▶ ABOUT THIS TASK:
Output each entry that follows exactly. Images stay out.

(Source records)
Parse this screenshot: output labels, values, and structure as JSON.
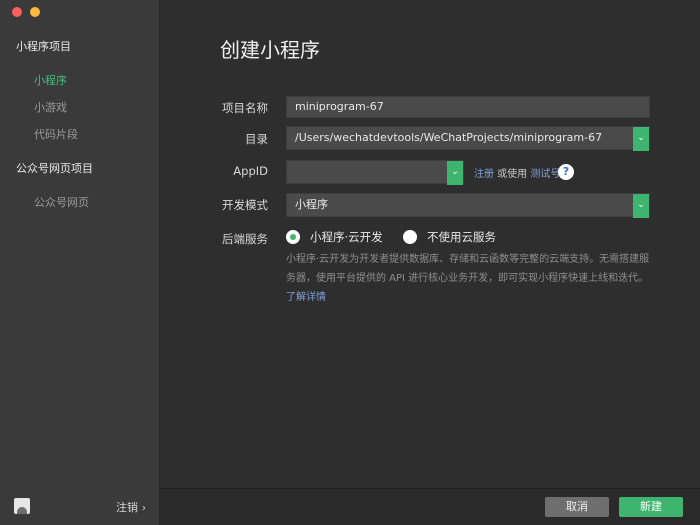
{
  "sidebar": {
    "group1_title": "小程序项目",
    "group1_items": [
      "小程序",
      "小游戏",
      "代码片段"
    ],
    "group2_title": "公众号网页项目",
    "group2_items": [
      "公众号网页"
    ],
    "logout_label": "注销",
    "logout_chevron": "›"
  },
  "main": {
    "title": "创建小程序",
    "project_name_label": "项目名称",
    "project_name_value": "miniprogram-67",
    "directory_label": "目录",
    "directory_value": "/Users/wechatdevtools/WeChatProjects/miniprogram-67",
    "appid_label": "AppID",
    "appid_value": "",
    "register_link": "注册",
    "or_use_text": " 或使用 ",
    "test_account_link": "测试号",
    "help_icon_glyph": "?",
    "dev_mode_label": "开发模式",
    "dev_mode_value": "小程序",
    "backend_label": "后端服务",
    "backend_options": [
      {
        "label": "小程序·云开发",
        "checked": true
      },
      {
        "label": "不使用云服务",
        "checked": false
      }
    ],
    "description": "小程序·云开发为开发者提供数据库、存储和云函数等完整的云端支持。无需搭建服务器，使用平台提供的 API 进行核心业务开发，即可实现小程序快速上线和迭代。",
    "learn_more_link": "了解详情"
  },
  "footer": {
    "cancel_label": "取消",
    "create_label": "新建"
  },
  "dropdown_glyph": "⌄",
  "colors": {
    "accent": "#3fb46e",
    "link": "#7ea0d6",
    "sidebar_bg": "#3a3a3a",
    "main_bg": "#2e2e2e"
  }
}
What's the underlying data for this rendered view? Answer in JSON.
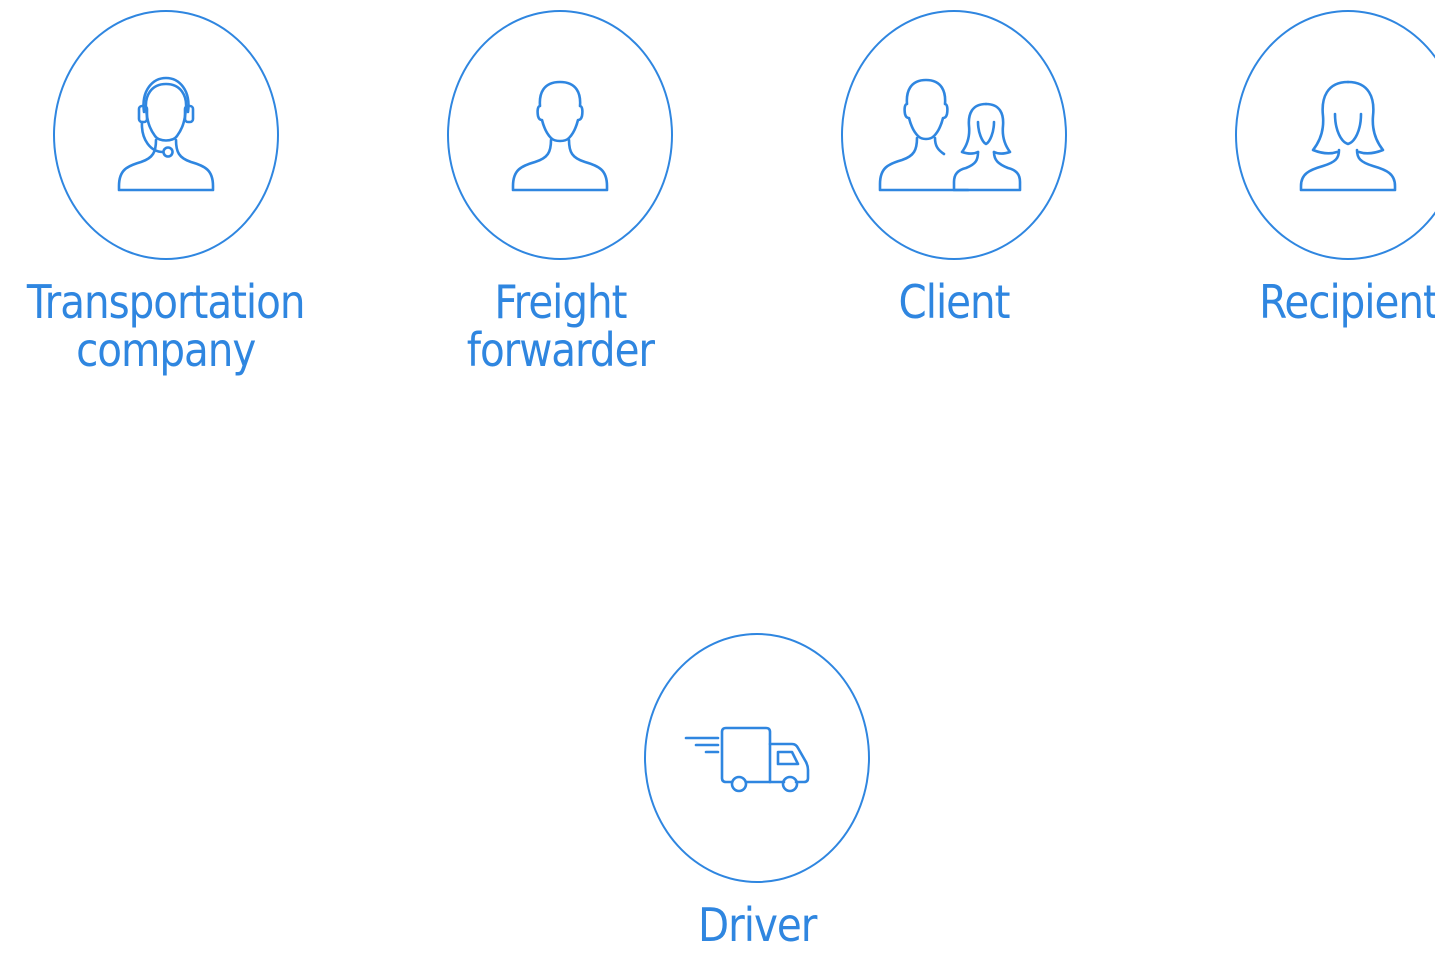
{
  "accent_color": "#2f86e0",
  "roles": [
    {
      "id": "transportation-company",
      "icon": "headset-person-icon",
      "label_lines": [
        "Transportation",
        "company"
      ]
    },
    {
      "id": "freight-forwarder",
      "icon": "male-person-icon",
      "label_lines": [
        "Freight",
        "forwarder"
      ]
    },
    {
      "id": "client",
      "icon": "two-people-icon",
      "label_lines": [
        "Client"
      ]
    },
    {
      "id": "recipient",
      "icon": "female-person-icon",
      "label_lines": [
        "Recipient"
      ]
    },
    {
      "id": "driver",
      "icon": "delivery-truck-icon",
      "label_lines": [
        "Driver"
      ]
    }
  ]
}
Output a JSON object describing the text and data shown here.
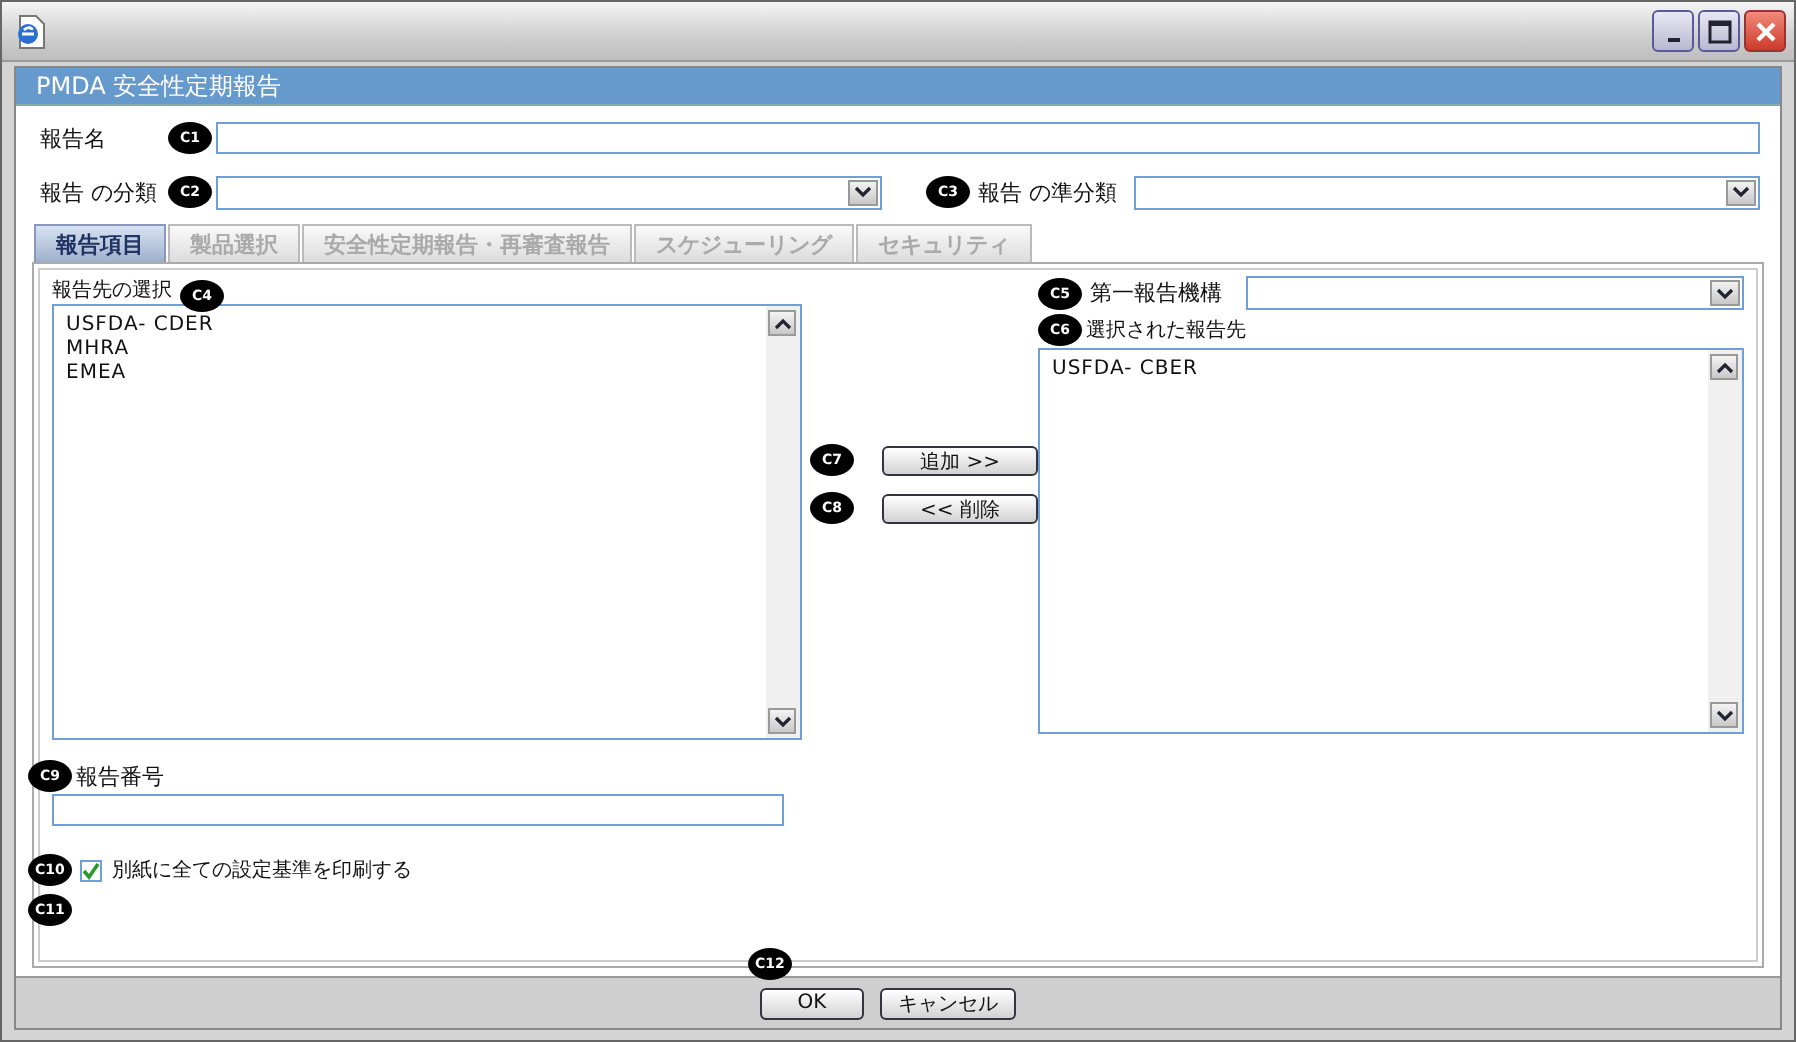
{
  "dialog": {
    "title": "PMDA 安全性定期報告"
  },
  "report_name": {
    "label": "報告名",
    "callout": "C1"
  },
  "category": {
    "label": "報告 の分類",
    "callout": "C2"
  },
  "subcategory": {
    "label": "報告 の準分類",
    "callout": "C3"
  },
  "tabs": [
    {
      "label": "報告項目",
      "selected": true
    },
    {
      "label": "製品選択",
      "selected": false
    },
    {
      "label": "安全性定期報告・再審査報告",
      "selected": false
    },
    {
      "label": "スケジューリング",
      "selected": false
    },
    {
      "label": "セキュリティ",
      "selected": false
    }
  ],
  "destinations": {
    "label": "報告先の選択",
    "callout": "C4",
    "items": [
      "USFDA- CDER",
      "MHRA",
      "EMEA"
    ]
  },
  "primary_agency": {
    "label": "第一報告機構",
    "callout": "C5"
  },
  "selected_destinations": {
    "label": "選択された報告先",
    "callout": "C6",
    "items": [
      "USFDA- CBER"
    ]
  },
  "add_button": {
    "label": "追加 >>",
    "callout": "C7"
  },
  "remove_button": {
    "label": "<< 削除",
    "callout": "C8"
  },
  "report_number": {
    "label": "報告番号",
    "callout": "C9"
  },
  "print_criteria": {
    "label": "別紙に全ての設定基準を印刷する",
    "checked": true,
    "callout": "C10"
  },
  "extra_callout": "C11",
  "buttons": [
    {
      "label": "OK",
      "callout": "C12"
    },
    {
      "label": "キャンセル"
    }
  ]
}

▶ YOUR RESPONSE:
Parse this screenshot: output labels, values, and structure as JSON.
{
  "sidebar": {
    "group1_title": "小程序项目",
    "group1_items": [
      "小程序",
      "小游戏",
      "代码片段"
    ],
    "group2_title": "公众号网页项目",
    "group2_items": [
      "公众号网页"
    ],
    "logout_label": "注销",
    "logout_chevron": "›"
  },
  "main": {
    "title": "创建小程序",
    "project_name_label": "项目名称",
    "project_name_value": "miniprogram-67",
    "directory_label": "目录",
    "directory_value": "/Users/wechatdevtools/WeChatProjects/miniprogram-67",
    "appid_label": "AppID",
    "appid_value": "",
    "register_link": "注册",
    "or_use_text": " 或使用 ",
    "test_account_link": "测试号",
    "help_icon_glyph": "?",
    "dev_mode_label": "开发模式",
    "dev_mode_value": "小程序",
    "backend_label": "后端服务",
    "backend_options": [
      {
        "label": "小程序·云开发",
        "checked": true
      },
      {
        "label": "不使用云服务",
        "checked": false
      }
    ],
    "description": "小程序·云开发为开发者提供数据库、存储和云函数等完整的云端支持。无需搭建服务器，使用平台提供的 API 进行核心业务开发，即可实现小程序快速上线和迭代。",
    "learn_more_link": "了解详情"
  },
  "footer": {
    "cancel_label": "取消",
    "create_label": "新建"
  },
  "dropdown_glyph": "⌄",
  "colors": {
    "accent": "#3fb46e",
    "link": "#7ea0d6",
    "sidebar_bg": "#3a3a3a",
    "main_bg": "#2e2e2e"
  }
}
What's the underlying data for this rendered view? Answer in JSON.
{
  "accent_color": "#2f86e0",
  "roles": [
    {
      "id": "transportation-company",
      "icon": "headset-person-icon",
      "label_lines": [
        "Transportation",
        "company"
      ]
    },
    {
      "id": "freight-forwarder",
      "icon": "male-person-icon",
      "label_lines": [
        "Freight",
        "forwarder"
      ]
    },
    {
      "id": "client",
      "icon": "two-people-icon",
      "label_lines": [
        "Client"
      ]
    },
    {
      "id": "recipient",
      "icon": "female-person-icon",
      "label_lines": [
        "Recipient"
      ]
    },
    {
      "id": "driver",
      "icon": "delivery-truck-icon",
      "label_lines": [
        "Driver"
      ]
    }
  ]
}
Output a JSON object describing the text and data shown here.
{
  "dialog": {
    "title": "PMDA 安全性定期報告"
  },
  "report_name": {
    "label": "報告名",
    "callout": "C1"
  },
  "category": {
    "label": "報告 の分類",
    "callout": "C2"
  },
  "subcategory": {
    "label": "報告 の準分類",
    "callout": "C3"
  },
  "tabs": [
    {
      "label": "報告項目",
      "selected": true
    },
    {
      "label": "製品選択",
      "selected": false
    },
    {
      "label": "安全性定期報告・再審査報告",
      "selected": false
    },
    {
      "label": "スケジューリング",
      "selected": false
    },
    {
      "label": "セキュリティ",
      "selected": false
    }
  ],
  "destinations": {
    "label": "報告先の選択",
    "callout": "C4",
    "items": [
      "USFDA- CDER",
      "MHRA",
      "EMEA"
    ]
  },
  "primary_agency": {
    "label": "第一報告機構",
    "callout": "C5"
  },
  "selected_destinations": {
    "label": "選択された報告先",
    "callout": "C6",
    "items": [
      "USFDA- CBER"
    ]
  },
  "add_button": {
    "label": "追加 >>",
    "callout": "C7"
  },
  "remove_button": {
    "label": "<< 削除",
    "callout": "C8"
  },
  "report_number": {
    "label": "報告番号",
    "callout": "C9"
  },
  "print_criteria": {
    "label": "別紙に全ての設定基準を印刷する",
    "checked": true,
    "callout": "C10"
  },
  "extra_callout": "C11",
  "buttons": [
    {
      "label": "OK",
      "callout": "C12"
    },
    {
      "label": "キャンセル"
    }
  ]
}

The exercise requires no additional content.